(Component data from apps and pages)
--------
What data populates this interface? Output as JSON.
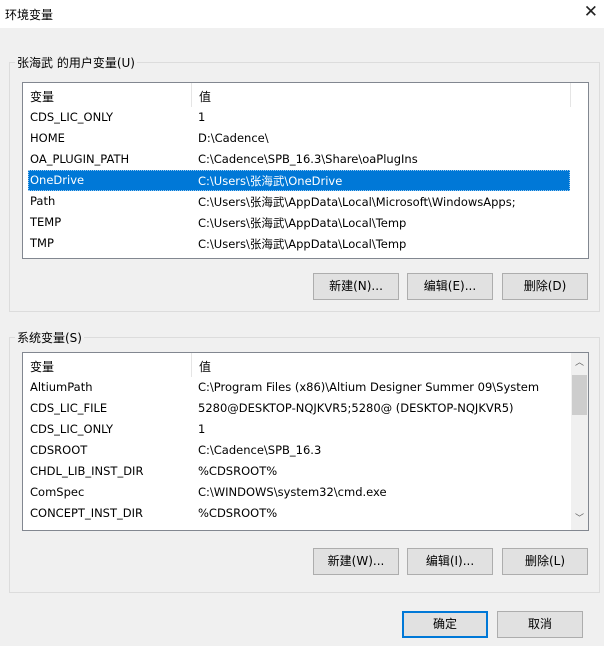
{
  "window": {
    "title": "环境变量",
    "close": "✕"
  },
  "user": {
    "label": "张海武 的用户变量(U)",
    "col1": "变量",
    "col2": "值",
    "rows": [
      {
        "name": "CDS_LIC_ONLY",
        "value": "1"
      },
      {
        "name": "HOME",
        "value": "D:\\Cadence\\"
      },
      {
        "name": "OA_PLUGIN_PATH",
        "value": "C:\\Cadence\\SPB_16.3\\Share\\oaPlugIns"
      },
      {
        "name": "OneDrive",
        "value": "C:\\Users\\张海武\\OneDrive"
      },
      {
        "name": "Path",
        "value": "C:\\Users\\张海武\\AppData\\Local\\Microsoft\\WindowsApps;"
      },
      {
        "name": "TEMP",
        "value": "C:\\Users\\张海武\\AppData\\Local\\Temp"
      },
      {
        "name": "TMP",
        "value": "C:\\Users\\张海武\\AppData\\Local\\Temp"
      }
    ],
    "new": "新建(N)...",
    "edit": "编辑(E)...",
    "delete": "删除(D)"
  },
  "system": {
    "label": "系统变量(S)",
    "col1": "变量",
    "col2": "值",
    "rows": [
      {
        "name": "AltiumPath",
        "value": "C:\\Program Files (x86)\\Altium Designer Summer 09\\System"
      },
      {
        "name": "CDS_LIC_FILE",
        "value": "5280@DESKTOP-NQJKVR5;5280@  (DESKTOP-NQJKVR5)"
      },
      {
        "name": "CDS_LIC_ONLY",
        "value": "1"
      },
      {
        "name": "CDSROOT",
        "value": "C:\\Cadence\\SPB_16.3"
      },
      {
        "name": "CHDL_LIB_INST_DIR",
        "value": "%CDSROOT%"
      },
      {
        "name": "ComSpec",
        "value": "C:\\WINDOWS\\system32\\cmd.exe"
      },
      {
        "name": "CONCEPT_INST_DIR",
        "value": "%CDSROOT%"
      }
    ],
    "new": "新建(W)...",
    "edit": "编辑(I)...",
    "delete": "删除(L)"
  },
  "ok": "确定",
  "cancel": "取消"
}
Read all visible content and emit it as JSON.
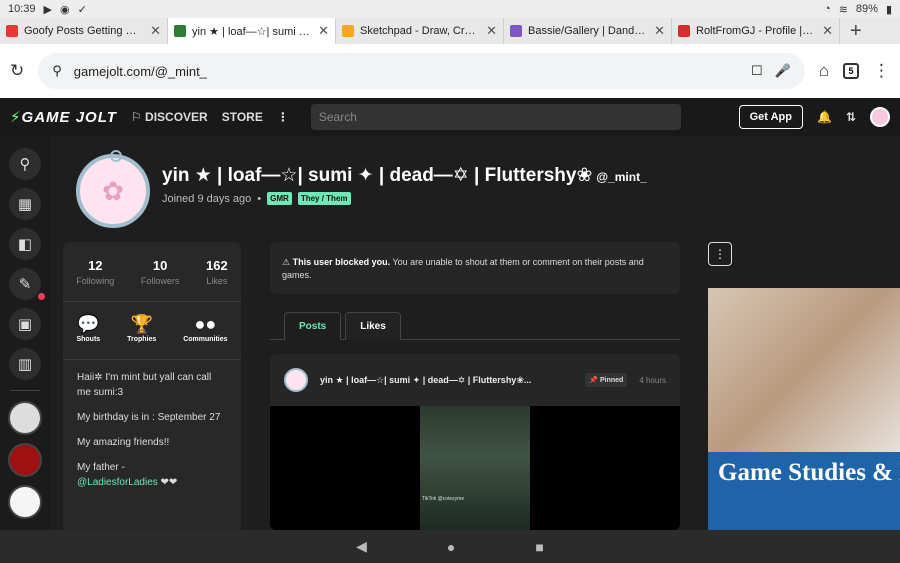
{
  "status": {
    "time": "10:39",
    "battery": "89%"
  },
  "tabs": [
    {
      "label": "Goofy Posts Getting Cooked",
      "favcolor": "#e53935"
    },
    {
      "label": "yin ★ | loaf—☆| sumi ✦ | dead",
      "favcolor": "#2e7d32"
    },
    {
      "label": "Sketchpad - Draw, Create, Sh",
      "favcolor": "#f9a825"
    },
    {
      "label": "Bassie/Gallery | Dandy's Wo",
      "favcolor": "#7e57c2"
    },
    {
      "label": "RoltFromGJ - Profile | Pinter",
      "favcolor": "#d32f2f"
    }
  ],
  "omnibox": {
    "url": "gamejolt.com/@_mint_",
    "tab_count": "5"
  },
  "gj_header": {
    "logo": "GAME JOLT",
    "discover": "DISCOVER",
    "store": "STORE",
    "search_placeholder": "Search",
    "get_app": "Get App"
  },
  "profile": {
    "name": "yin ★ | loaf—☆| sumi ✦ | dead—✡ | Fluttershy❀",
    "username": "@_mint_",
    "joined": "Joined 9 days ago",
    "tags": [
      "GMR",
      "They / Them"
    ]
  },
  "stats": [
    {
      "num": "12",
      "label": "Following"
    },
    {
      "num": "10",
      "label": "Followers"
    },
    {
      "num": "162",
      "label": "Likes"
    }
  ],
  "actions": [
    {
      "label": "Shouts",
      "icon": "💬"
    },
    {
      "label": "Trophies",
      "icon": "🏆"
    },
    {
      "label": "Communities",
      "icon": "●●"
    }
  ],
  "bio": {
    "line1": "Haii✲ I'm mint but yall can call me sumi:3",
    "line2": "My birthday is in : September 27",
    "line3": "My amazing friends!!",
    "line4": "My father -",
    "link": "@LadiesforLadies",
    "hearts": "❤❤"
  },
  "notice": {
    "bold": "This user blocked you.",
    "rest": " You are unable to shout at them or comment on their posts and games."
  },
  "post_tabs": {
    "posts": "Posts",
    "likes": "Likes"
  },
  "post": {
    "title": "yin ★ | loaf—☆| sumi ✦ | dead—✡ | Fluttershy❀...",
    "pinned": "Pinned",
    "time": "4 hours",
    "video_caption": "TikTok @cotezyme"
  },
  "ad": {
    "banner": "Game Studies & Design"
  }
}
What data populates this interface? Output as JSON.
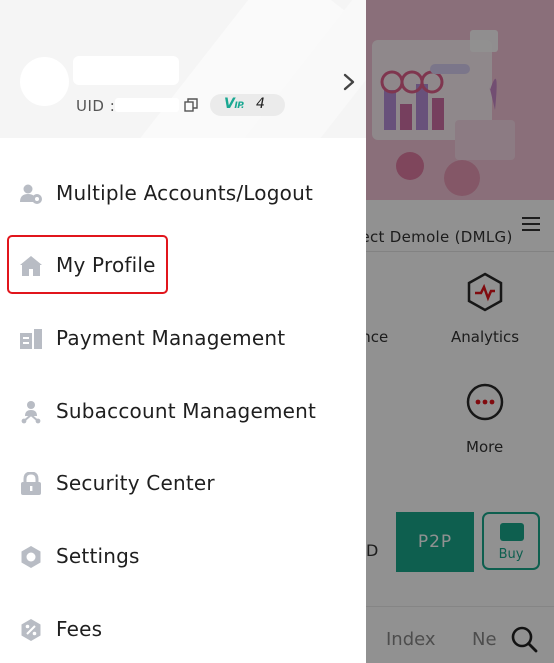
{
  "profile": {
    "uid_label": "UID :",
    "vip_mark": "V",
    "vip_mark_small": "IP.",
    "vip_level": "4"
  },
  "menu": [
    {
      "label": "Multiple Accounts/Logout",
      "icon": "user-switch-icon"
    },
    {
      "label": "My Profile",
      "icon": "home-icon"
    },
    {
      "label": "Payment Management",
      "icon": "payment-icon"
    },
    {
      "label": "Subaccount Management",
      "icon": "subaccount-icon"
    },
    {
      "label": "Security Center",
      "icon": "lock-icon"
    },
    {
      "label": "Settings",
      "icon": "settings-gear-icon"
    },
    {
      "label": "Fees",
      "icon": "fees-percent-icon"
    }
  ],
  "background": {
    "project_title": "ject Demole (DMLG)",
    "tiles": [
      {
        "label": "ance"
      },
      {
        "label": "Analytics",
        "icon": "analytics-icon"
      },
      {
        "label": "More",
        "icon": "more-icon"
      }
    ],
    "fiat_partial": "D",
    "p2p_label": "P2P",
    "buy_label": "Buy",
    "tabs": [
      {
        "label": "Index"
      },
      {
        "label": "Ne"
      }
    ]
  },
  "colors": {
    "accent_green": "#19a78c",
    "highlight_red": "#e1151c",
    "icon_gray": "#b8bcc4",
    "banner_pink": "#f2c4d6"
  }
}
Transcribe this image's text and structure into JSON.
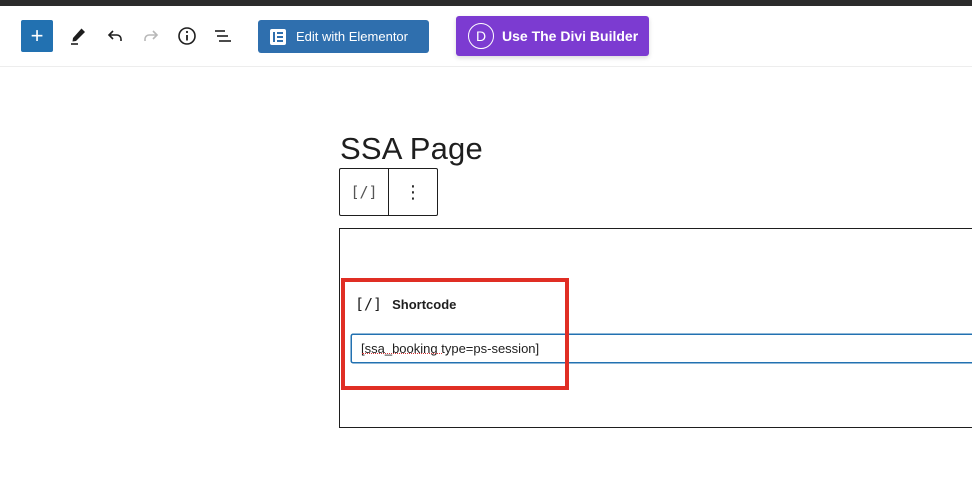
{
  "toolbar": {
    "add_label": "+",
    "elementor_label": "Edit with Elementor",
    "divi_logo_letter": "D",
    "divi_label": "Use The Divi Builder",
    "icons": [
      "plus-icon",
      "pencil-icon",
      "undo-icon",
      "redo-icon",
      "info-icon",
      "list-view-icon",
      "elementor-icon",
      "divi-icon"
    ]
  },
  "editor": {
    "page_title": "SSA Page",
    "block_toolbar": {
      "shortcode_icon": "[/]",
      "more_icon": "⋮"
    },
    "shortcode_block": {
      "icon": "[/]",
      "label": "Shortcode",
      "value": "[ssa_booking type=ps-session]"
    }
  },
  "colors": {
    "primary_blue": "#2271b1",
    "elementor_blue": "#2f6fae",
    "divi_purple": "#7c3bd1",
    "highlight_red": "#e02e24"
  }
}
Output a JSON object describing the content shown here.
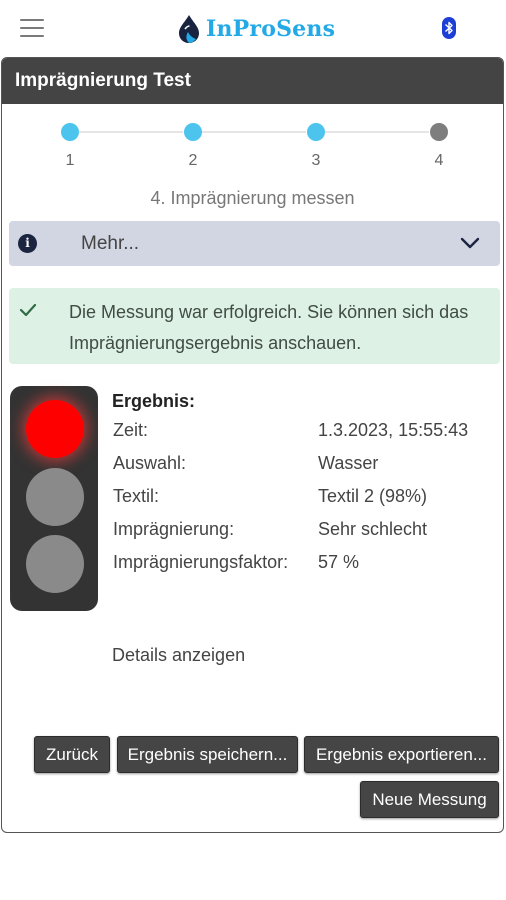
{
  "app": {
    "brand_name": "InProSens",
    "brand_color": "#22a9e6"
  },
  "icons": {
    "menu": "hamburger-icon",
    "logo": "water-drop-logo",
    "bluetooth": "bluetooth-icon",
    "info": "info-icon",
    "chevron": "chevron-down-icon",
    "check": "check-icon"
  },
  "card": {
    "title": "Imprägnierung Test"
  },
  "stepper": {
    "steps": [
      {
        "label": "1",
        "state": "done"
      },
      {
        "label": "2",
        "state": "done"
      },
      {
        "label": "3",
        "state": "done"
      },
      {
        "label": "4",
        "state": "current"
      }
    ],
    "current_title": "4. Imprägnierung messen"
  },
  "accordion": {
    "label": "Mehr..."
  },
  "alert": {
    "text": "Die Messung war erfolgreich. Sie können sich das Imprägnierungsergebnis anschauen."
  },
  "traffic_light": {
    "active": "red",
    "colors": {
      "red": "#ff0000",
      "off": "#8a8a8a",
      "body": "#333333"
    }
  },
  "result": {
    "heading": "Ergebnis:",
    "rows": [
      {
        "key": "Zeit:",
        "value": "1.3.2023, 15:55:43"
      },
      {
        "key": "Auswahl:",
        "value": "Wasser"
      },
      {
        "key": "Textil:",
        "value": "Textil 2 (98%)"
      },
      {
        "key": "Imprägnierung:",
        "value": "Sehr schlecht"
      },
      {
        "key": "Imprägnierungsfaktor:",
        "value": "57 %"
      }
    ],
    "details_link": "Details anzeigen"
  },
  "buttons": {
    "back": "Zurück",
    "save": "Ergebnis speichern...",
    "export": "Ergebnis exportieren...",
    "new": "Neue Messung"
  }
}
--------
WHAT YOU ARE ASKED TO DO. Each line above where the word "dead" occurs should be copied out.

REPLY TO THE TASK.
      "label": "yin ★ | loaf—☆| sumi ✦ | dead",
    "name": "yin ★ | loaf—☆| sumi ✦ | dead—✡ | Fluttershy❀",
    "title": "yin ★ | loaf—☆| sumi ✦ | dead—✡ | Fluttershy❀...",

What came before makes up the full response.